These criticisms aside, Samuel Martin has produced an excellent biography of a most misunderstood figure. An impartial view of Braxton Bragg has long been needed, and Martin delivers (although his criticism of Breckinridge and Hill sometimes goes beyond what is warranted). The reader certainly gains a new appreciation for Bragg the man as well as Bragg the officer, and the root of many of the quarrels which plagued the Army of Tennessee becomes evident. One certainly cannot have a clear understanding of the inner workings of that army without Martin’s biography.


  1. Charlie,

    I have also just picked up Martin's book. I am very interested in it due to Bragg's importance in the Chickamauga Campaign, but I was on the fence for a long time about the purchase.

    The publisher is not known for good editorial work in general, so any purchase from them can be hit or miss. I'm not at all surprised about the typos - exactly what I would have expected, in fact.

    My real qualm was whether or not Martin would bring enough of a different perspective (and support it) so as to make the purchase worthwhile, since I already have the McWhiney/Hallock two-volume bio of Bragg published years ago.

    So I got the book via inter-library loan first, and read the Chickamauga chapter. That satisfied me that I did need the book - Martin offers some interesting arguments and delivers that new perspective. I'm happy with the book, even though it has been one of the pricier purchases I made this year so far.

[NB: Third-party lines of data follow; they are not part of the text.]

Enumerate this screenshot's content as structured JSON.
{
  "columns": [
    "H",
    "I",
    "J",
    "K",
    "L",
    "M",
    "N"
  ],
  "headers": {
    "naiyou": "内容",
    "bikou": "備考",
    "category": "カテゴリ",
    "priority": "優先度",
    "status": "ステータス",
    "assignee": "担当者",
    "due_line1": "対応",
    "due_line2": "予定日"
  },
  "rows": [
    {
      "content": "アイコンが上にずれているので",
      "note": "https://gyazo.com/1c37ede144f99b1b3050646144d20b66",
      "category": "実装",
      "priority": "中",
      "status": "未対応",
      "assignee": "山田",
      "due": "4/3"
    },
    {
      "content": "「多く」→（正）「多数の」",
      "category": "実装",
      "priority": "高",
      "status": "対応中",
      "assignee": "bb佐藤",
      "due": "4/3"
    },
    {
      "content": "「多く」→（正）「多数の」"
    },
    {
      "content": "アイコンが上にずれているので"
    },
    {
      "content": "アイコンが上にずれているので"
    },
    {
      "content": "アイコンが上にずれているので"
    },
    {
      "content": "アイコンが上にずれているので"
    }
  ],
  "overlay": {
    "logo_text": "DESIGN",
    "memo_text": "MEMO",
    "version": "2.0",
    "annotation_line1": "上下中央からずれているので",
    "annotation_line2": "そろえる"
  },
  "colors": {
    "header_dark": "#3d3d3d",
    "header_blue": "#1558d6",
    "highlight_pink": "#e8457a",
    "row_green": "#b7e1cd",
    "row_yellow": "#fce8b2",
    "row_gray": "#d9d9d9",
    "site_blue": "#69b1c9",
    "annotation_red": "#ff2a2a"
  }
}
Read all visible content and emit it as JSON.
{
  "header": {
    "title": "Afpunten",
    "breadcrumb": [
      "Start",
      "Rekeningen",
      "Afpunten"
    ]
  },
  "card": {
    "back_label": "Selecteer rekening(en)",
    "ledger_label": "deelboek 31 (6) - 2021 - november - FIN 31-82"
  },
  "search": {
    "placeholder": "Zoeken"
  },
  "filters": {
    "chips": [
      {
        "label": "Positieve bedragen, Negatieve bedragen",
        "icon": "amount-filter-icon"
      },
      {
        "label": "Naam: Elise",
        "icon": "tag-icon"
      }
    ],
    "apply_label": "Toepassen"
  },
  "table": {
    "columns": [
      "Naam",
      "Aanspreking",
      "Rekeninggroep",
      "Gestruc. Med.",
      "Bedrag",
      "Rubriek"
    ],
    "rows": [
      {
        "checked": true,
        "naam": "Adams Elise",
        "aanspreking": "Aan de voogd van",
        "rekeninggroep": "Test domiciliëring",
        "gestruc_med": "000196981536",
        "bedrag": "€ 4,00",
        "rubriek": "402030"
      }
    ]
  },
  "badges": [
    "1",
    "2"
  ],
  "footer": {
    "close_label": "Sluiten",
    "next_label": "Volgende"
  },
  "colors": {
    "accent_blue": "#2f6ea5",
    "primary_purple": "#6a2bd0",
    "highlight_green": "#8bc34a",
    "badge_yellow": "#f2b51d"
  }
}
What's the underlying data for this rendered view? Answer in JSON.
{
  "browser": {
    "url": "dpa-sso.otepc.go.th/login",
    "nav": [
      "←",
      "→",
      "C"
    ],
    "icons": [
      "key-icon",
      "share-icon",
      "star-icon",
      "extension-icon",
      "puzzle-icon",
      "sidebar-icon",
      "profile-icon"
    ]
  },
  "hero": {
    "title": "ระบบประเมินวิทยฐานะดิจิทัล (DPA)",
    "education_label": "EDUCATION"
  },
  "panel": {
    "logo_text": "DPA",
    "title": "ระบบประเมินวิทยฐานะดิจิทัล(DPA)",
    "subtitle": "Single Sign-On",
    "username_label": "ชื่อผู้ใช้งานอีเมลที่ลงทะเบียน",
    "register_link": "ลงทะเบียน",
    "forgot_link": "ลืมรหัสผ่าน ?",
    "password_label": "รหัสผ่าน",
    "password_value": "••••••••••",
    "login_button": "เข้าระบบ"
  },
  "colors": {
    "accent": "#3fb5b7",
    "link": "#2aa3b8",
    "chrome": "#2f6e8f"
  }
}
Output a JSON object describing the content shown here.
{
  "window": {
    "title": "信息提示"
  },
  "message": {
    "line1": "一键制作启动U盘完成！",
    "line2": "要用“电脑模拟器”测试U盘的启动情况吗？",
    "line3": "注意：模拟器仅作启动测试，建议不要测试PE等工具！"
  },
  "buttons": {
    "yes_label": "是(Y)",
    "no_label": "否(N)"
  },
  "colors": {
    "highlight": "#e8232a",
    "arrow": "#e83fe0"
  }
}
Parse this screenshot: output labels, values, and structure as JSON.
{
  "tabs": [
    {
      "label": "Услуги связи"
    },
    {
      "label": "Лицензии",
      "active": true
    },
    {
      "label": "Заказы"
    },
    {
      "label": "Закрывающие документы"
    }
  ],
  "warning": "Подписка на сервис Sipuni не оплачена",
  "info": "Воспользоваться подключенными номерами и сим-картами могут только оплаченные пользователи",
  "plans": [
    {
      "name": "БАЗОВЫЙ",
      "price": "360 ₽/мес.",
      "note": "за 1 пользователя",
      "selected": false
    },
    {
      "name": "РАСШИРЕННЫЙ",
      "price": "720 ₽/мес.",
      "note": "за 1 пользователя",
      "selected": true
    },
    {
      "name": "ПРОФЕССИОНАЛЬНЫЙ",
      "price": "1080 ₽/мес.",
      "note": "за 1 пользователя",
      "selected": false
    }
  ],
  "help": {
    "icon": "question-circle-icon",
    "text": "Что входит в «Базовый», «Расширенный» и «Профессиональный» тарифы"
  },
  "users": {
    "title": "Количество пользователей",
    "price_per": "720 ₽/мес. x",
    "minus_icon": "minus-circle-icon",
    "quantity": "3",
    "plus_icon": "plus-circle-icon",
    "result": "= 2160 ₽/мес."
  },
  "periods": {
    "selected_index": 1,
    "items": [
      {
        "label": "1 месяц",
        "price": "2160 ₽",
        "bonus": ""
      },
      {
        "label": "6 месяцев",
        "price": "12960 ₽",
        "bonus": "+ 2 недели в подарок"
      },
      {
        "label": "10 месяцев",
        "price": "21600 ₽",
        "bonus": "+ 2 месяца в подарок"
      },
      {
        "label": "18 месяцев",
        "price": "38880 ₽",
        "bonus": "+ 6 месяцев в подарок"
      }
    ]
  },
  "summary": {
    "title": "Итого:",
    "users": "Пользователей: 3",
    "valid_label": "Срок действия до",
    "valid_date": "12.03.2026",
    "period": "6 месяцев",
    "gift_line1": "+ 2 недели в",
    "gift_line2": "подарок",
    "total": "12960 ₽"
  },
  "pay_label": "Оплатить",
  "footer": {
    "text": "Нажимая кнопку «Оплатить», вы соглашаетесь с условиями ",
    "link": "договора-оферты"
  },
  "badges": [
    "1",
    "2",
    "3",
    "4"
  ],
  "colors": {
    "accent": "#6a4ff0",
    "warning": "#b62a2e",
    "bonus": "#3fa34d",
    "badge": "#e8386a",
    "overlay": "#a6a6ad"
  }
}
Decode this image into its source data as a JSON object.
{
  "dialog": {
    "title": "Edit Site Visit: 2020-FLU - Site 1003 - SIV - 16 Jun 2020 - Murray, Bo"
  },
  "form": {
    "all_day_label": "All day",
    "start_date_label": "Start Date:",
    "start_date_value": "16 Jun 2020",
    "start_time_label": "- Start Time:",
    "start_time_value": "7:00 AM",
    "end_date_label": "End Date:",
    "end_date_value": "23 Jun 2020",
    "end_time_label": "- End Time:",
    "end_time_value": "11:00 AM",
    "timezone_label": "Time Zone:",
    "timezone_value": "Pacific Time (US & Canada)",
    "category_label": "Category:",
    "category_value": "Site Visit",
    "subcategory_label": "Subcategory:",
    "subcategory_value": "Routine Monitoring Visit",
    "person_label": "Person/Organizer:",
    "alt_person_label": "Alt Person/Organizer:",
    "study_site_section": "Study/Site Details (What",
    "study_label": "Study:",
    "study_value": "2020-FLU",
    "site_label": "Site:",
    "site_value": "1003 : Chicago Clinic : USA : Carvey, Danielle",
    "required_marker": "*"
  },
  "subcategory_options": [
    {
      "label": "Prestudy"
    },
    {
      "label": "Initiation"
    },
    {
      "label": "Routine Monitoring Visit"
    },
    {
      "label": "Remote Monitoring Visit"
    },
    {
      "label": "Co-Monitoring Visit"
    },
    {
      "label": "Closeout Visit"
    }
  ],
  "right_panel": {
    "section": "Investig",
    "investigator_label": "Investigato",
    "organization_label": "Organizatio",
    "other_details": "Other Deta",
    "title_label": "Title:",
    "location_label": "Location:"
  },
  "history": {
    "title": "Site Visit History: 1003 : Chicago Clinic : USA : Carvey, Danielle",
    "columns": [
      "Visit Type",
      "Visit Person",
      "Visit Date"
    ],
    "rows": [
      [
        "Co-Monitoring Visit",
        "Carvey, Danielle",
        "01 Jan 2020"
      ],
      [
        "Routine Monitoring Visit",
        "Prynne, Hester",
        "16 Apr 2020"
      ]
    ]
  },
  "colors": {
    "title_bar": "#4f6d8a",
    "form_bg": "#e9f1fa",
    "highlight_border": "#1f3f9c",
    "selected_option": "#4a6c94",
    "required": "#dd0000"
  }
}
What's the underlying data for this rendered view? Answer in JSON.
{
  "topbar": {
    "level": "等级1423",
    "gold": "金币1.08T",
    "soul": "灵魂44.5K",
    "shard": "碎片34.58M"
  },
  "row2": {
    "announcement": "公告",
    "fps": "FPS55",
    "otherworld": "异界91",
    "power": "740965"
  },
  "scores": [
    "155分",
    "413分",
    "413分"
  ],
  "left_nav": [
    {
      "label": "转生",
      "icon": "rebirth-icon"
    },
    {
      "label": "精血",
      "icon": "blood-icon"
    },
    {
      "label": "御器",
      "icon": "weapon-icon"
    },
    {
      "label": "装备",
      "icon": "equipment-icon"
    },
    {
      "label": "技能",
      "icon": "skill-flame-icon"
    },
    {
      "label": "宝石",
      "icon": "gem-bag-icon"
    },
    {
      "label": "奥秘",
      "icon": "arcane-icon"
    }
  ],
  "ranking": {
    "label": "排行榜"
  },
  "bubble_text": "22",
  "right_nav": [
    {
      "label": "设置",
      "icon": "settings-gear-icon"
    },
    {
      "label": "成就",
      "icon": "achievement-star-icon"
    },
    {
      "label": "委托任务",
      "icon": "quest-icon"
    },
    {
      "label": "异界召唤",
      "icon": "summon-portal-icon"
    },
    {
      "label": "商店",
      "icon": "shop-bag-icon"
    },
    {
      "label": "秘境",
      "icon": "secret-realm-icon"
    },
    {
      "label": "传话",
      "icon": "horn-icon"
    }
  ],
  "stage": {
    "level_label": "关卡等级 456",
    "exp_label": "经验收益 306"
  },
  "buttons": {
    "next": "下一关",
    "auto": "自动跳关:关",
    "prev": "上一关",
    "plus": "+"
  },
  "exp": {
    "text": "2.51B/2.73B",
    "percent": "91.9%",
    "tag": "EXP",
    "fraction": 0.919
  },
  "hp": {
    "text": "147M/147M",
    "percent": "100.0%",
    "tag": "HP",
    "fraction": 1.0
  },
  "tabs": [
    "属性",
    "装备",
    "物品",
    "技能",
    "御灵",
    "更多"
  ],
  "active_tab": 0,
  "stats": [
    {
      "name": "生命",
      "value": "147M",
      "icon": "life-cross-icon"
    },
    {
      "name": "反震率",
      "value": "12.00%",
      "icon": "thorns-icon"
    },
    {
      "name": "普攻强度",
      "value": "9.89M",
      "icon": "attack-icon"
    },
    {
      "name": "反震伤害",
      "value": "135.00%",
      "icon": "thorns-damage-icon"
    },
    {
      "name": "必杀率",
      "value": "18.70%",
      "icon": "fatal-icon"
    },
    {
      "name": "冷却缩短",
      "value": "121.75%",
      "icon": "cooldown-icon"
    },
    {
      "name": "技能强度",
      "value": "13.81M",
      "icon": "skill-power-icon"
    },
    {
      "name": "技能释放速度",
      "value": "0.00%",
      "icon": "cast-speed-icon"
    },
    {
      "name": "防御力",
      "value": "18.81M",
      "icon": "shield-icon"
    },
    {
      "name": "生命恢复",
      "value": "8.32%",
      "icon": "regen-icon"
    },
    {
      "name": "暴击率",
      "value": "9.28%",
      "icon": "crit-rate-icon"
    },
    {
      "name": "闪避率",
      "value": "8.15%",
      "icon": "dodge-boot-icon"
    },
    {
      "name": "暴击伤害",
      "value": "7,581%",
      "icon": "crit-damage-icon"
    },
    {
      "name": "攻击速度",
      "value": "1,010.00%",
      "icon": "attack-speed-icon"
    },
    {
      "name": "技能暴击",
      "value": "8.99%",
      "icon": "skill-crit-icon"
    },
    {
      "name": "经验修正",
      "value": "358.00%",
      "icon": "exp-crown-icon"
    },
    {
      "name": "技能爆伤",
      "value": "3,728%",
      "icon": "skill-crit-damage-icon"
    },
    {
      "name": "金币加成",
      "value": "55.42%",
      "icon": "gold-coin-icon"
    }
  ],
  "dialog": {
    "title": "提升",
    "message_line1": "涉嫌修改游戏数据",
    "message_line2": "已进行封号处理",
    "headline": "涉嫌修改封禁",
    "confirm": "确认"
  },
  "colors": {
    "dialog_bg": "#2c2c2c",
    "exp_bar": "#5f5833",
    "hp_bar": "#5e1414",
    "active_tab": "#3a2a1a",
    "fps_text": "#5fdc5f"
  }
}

    1. I'll be honest - I was impressed by Martin's persuasive arguments for Bragg. His Ewell bio did not impress me all that much, and I've not read his Kilpatrick one. But love him or hate him, scapegoat him or victimize him, you definitely have to feel for Bragg and his treatment at the hands of nearly every historian for the last 150 years after reading this.